• [Aim of the exercise]: Within the listing that follows, state how many lines include the word "title"; write only that number.
[[ Record excerpts open ]]
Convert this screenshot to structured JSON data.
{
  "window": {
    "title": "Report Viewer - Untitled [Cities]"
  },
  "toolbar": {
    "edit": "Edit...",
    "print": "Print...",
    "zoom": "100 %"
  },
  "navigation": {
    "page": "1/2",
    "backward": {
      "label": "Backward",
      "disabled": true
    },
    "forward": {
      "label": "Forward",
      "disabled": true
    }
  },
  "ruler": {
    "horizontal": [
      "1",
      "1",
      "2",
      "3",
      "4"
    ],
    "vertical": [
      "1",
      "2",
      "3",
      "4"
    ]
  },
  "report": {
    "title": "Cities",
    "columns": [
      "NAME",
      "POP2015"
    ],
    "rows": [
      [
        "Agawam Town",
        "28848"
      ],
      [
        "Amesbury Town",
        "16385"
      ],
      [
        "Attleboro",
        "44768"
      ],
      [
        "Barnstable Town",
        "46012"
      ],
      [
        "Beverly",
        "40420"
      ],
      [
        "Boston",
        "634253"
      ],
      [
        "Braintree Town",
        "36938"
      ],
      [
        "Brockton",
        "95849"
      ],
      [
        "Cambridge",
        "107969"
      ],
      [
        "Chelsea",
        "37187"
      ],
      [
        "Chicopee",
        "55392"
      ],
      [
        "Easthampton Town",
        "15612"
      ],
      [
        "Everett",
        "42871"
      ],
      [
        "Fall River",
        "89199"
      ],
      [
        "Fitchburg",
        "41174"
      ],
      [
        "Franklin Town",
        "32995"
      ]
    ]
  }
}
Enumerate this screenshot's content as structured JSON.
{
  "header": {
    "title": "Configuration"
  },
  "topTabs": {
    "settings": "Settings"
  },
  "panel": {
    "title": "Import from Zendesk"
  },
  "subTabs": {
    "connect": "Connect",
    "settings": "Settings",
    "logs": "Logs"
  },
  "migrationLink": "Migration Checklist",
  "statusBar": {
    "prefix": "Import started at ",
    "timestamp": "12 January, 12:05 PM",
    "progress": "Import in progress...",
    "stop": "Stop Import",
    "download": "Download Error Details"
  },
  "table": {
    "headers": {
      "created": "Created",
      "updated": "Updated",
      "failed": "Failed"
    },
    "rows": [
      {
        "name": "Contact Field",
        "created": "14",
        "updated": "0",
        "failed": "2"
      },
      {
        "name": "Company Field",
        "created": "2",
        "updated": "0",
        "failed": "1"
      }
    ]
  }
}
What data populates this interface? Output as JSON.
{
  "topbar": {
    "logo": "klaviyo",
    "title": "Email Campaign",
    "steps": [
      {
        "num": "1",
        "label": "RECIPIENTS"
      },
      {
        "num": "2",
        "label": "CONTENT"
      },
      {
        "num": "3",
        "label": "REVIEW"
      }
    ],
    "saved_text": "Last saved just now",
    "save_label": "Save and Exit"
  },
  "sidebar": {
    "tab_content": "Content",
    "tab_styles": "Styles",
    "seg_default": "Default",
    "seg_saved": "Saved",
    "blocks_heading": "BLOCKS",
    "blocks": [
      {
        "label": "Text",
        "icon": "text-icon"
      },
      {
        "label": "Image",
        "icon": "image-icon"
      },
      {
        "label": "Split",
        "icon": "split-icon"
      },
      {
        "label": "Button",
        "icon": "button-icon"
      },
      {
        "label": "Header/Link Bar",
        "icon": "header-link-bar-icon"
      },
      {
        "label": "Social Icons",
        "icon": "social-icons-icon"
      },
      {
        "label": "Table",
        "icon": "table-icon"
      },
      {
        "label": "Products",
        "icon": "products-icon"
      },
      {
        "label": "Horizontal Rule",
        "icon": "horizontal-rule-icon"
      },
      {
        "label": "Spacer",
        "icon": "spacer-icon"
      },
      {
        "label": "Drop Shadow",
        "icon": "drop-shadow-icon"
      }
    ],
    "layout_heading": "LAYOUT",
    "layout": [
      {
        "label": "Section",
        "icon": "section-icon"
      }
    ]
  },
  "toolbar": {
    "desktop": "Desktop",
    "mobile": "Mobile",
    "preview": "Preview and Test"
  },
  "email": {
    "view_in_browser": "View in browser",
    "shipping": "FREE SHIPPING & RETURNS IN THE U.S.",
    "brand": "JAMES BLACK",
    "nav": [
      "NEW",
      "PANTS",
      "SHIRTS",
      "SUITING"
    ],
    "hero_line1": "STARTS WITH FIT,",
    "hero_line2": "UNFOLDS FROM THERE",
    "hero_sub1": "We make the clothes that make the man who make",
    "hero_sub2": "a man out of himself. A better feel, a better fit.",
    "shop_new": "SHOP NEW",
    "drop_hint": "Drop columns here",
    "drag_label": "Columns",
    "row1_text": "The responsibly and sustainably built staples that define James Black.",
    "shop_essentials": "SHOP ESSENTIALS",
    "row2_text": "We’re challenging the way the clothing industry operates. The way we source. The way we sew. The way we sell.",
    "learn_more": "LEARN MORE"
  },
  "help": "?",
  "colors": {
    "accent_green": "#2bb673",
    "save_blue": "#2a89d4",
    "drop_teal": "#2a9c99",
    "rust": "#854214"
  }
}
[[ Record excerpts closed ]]
• [Response below]: 5